How to Prepare for a Recession (Because It’s Probably Going to Happen)

It's no secret that the economy is on shaky ground. In fact, many experts are predicting that a recession could happen as early as 2023. While it's impossible to say for sure whether or not this will happen, it's always better to be prepared. Here are some tips on how you can get ready for a potential recession.

What is a Recession?
First things first, let's define what a recession actually is. A recession is typically defined as two consecutive quarters of negative economic growth. In layman's terms, this means that there is less money circulating and people are spending less money overall. This can lead to job losses and an increase in poverty rates.

Why You Should Be Worried
There are several reasons why a recession would be cause for concern. First, an unstable economy can lead to job loss and increased poverty rates. Second, decreased spending power can have a ripple effect on businesses of all sizes—even leading to some businesses having to shut their doors for good. Finally, recessions often have a way of disproportionately affecting marginalized communities. This means that if you're already struggling to make ends meet, a recession could push you over the edge.

How to Prepare for a Recession
So what can you do to prepare for a potential recession? There are two main things you can do: financial planning and building job skills and connections.

  1. Financial Planning and Savings Strategies
    One of the best ways to prepare for a recession is to create an emergency fund. This will help you weather any financial storms that might come your way during tough economic times. Another good strategy is to invest in low-risk assets such as government bonds or treasury bills. And finally, cut back on unnecessary spending now so that you'll have more flexibility later on down the road.
  2. Building Job Skills and Connections to Increase Resilience
    In addition to financial preparation, it's also important to build up your job skills and connect with colleagues and industry leaders. This will help you weather any potential job loss and increases your chances of finding employment again quickly once the economy picks up again. One way to do this is by taking advantage of professional development programs offered by your employer or local community organizations. Another way is by networking with colleagues and industry leaders—this way you'll already have connections in place in case you need them down the road. Finally, make sure you're keeping up with the latest digital trends and technologies—this will make you more attractive to potential employers and increase your chances of being able to work remotely if needed.
    Conclusion:

While it's impossible to say for sure whether or not a recession will happen, it's always better to be prepared just in case.
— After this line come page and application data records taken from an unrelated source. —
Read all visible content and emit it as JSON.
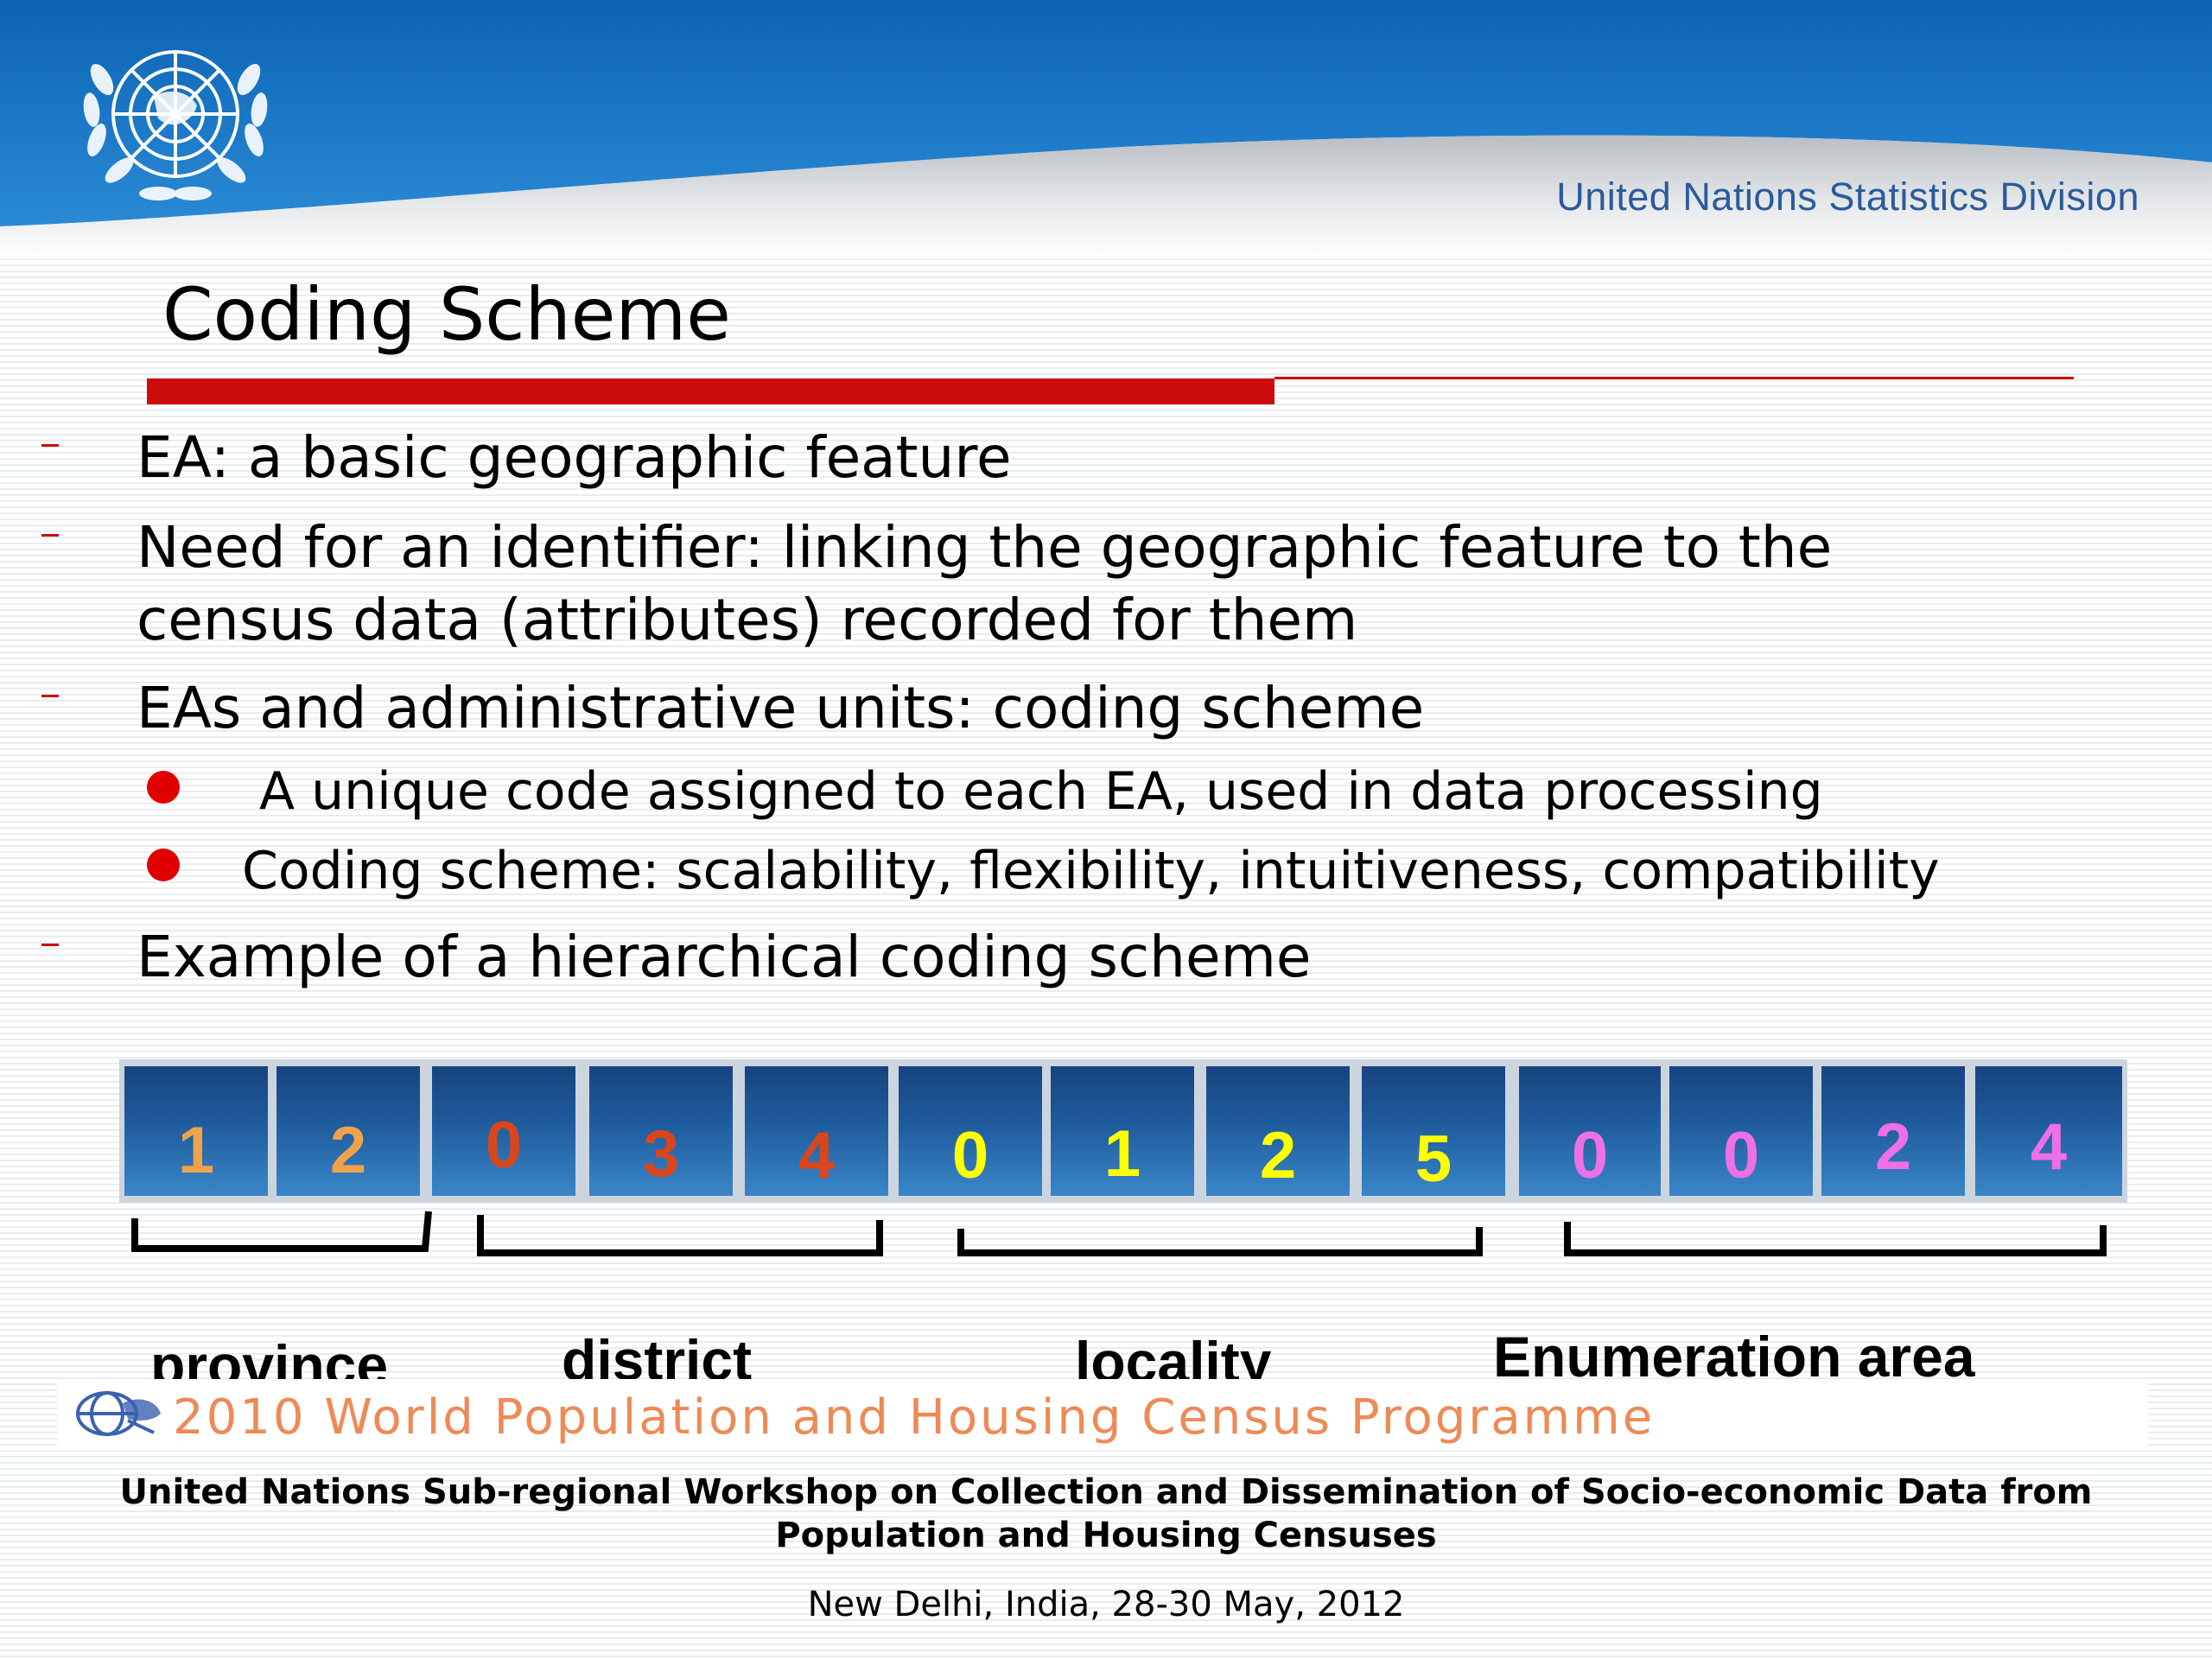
{
  "header": {
    "organization": "United Nations Statistics Division",
    "logo_icon": "un-emblem-icon"
  },
  "slide": {
    "title": "Coding Scheme",
    "bullets": [
      "EA: a basic geographic feature",
      "Need for an identifier: linking the geographic feature to the",
      "census data (attributes) recorded for them",
      "EAs and administrative units: coding scheme",
      "Example of a hierarchical coding scheme"
    ],
    "sub_bullets": [
      "A unique code assigned to each EA, used in data processing",
      "Coding scheme: scalability, flexibility, intuitiveness, compatibility"
    ]
  },
  "code_example": {
    "digits": [
      "1",
      "2",
      "0",
      "3",
      "4",
      "0",
      "1",
      "2",
      "5",
      "0",
      "0",
      "2",
      "4"
    ],
    "levels": [
      {
        "label": "province",
        "color": "#f0a24a"
      },
      {
        "label": "district",
        "color": "#d9461c"
      },
      {
        "label": "locality",
        "color": "#ffff00"
      },
      {
        "label": "Enumeration area",
        "color": "#ee6fe6"
      }
    ]
  },
  "footer": {
    "programme": "2010 World Population and Housing Census Programme",
    "workshop_line1": "United Nations Sub-regional Workshop on Collection and Dissemination of Socio-economic Data from",
    "workshop_line2": "Population and Housing Censuses",
    "location_date": "New Delhi, India, 28-30 May, 2012"
  },
  "colors": {
    "accent_red": "#cc0c0c",
    "header_blue": "#1672c2",
    "org_text": "#2a5b9c"
  }
}
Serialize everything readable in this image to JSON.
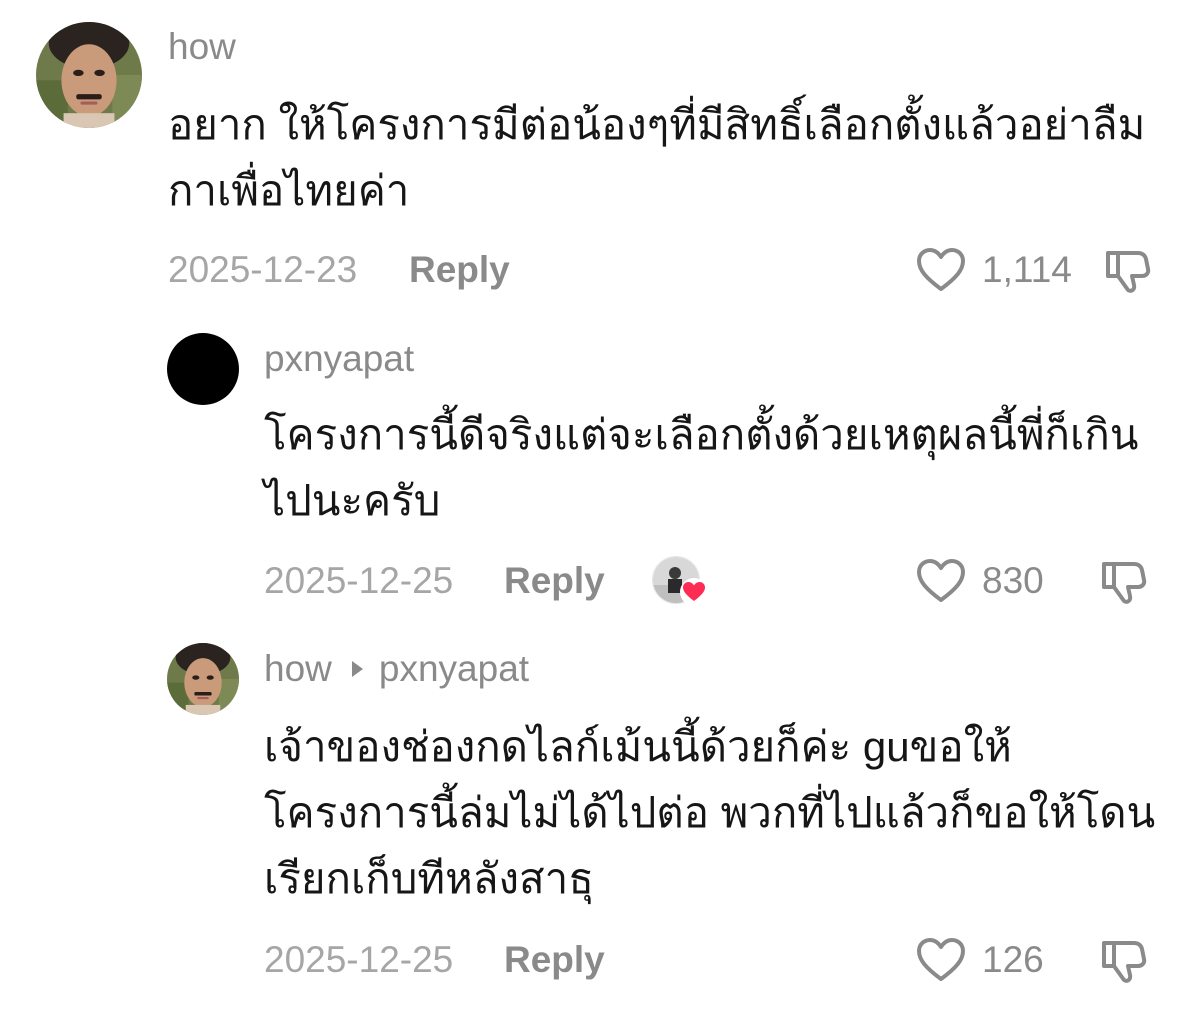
{
  "comments": [
    {
      "username": "how",
      "reply_to": "",
      "text": "อยาก ให้โครงการมีต่อน้องๆที่มีสิทธิ์เลือกตั้งแล้วอย่าลืม กาเพื่อไทยค่า",
      "date": "2025-12-23",
      "reply_label": "Reply",
      "likes": "1,114",
      "avatar_icon": "user-avatar-photo"
    },
    {
      "username": "pxnyapat",
      "reply_to": "",
      "text": "โครงการนี้ดีจริงแต่จะเลือกตั้งด้วยเหตุผลนี้พี่ก็เกิน ไปนะครับ",
      "date": "2025-12-25",
      "reply_label": "Reply",
      "likes": "830",
      "avatar_icon": "black-avatar",
      "creator_liked": true
    },
    {
      "username": "how",
      "reply_to": "pxnyapat",
      "text": "เจ้าของช่องกดไลก์เม้นนี้ด้วยก็ค่ะ guขอให้ โครงการนี้ล่มไม่ได้ไปต่อ พวกที่ไปแล้วก็ขอให้โดน เรียกเก็บทีหลังสาธุ",
      "date": "2025-12-25",
      "reply_label": "Reply",
      "likes": "126",
      "avatar_icon": "user-avatar-photo"
    }
  ],
  "colors": {
    "text_primary": "#161616",
    "text_secondary": "#8a8a8a",
    "date_color": "#a6a6a6",
    "heart_badge": "#fe2c55"
  }
}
By following the tips laid out above, you can give yourself peace of mind knowing that you're as ready as possible for whatever comes next—recession or no recession.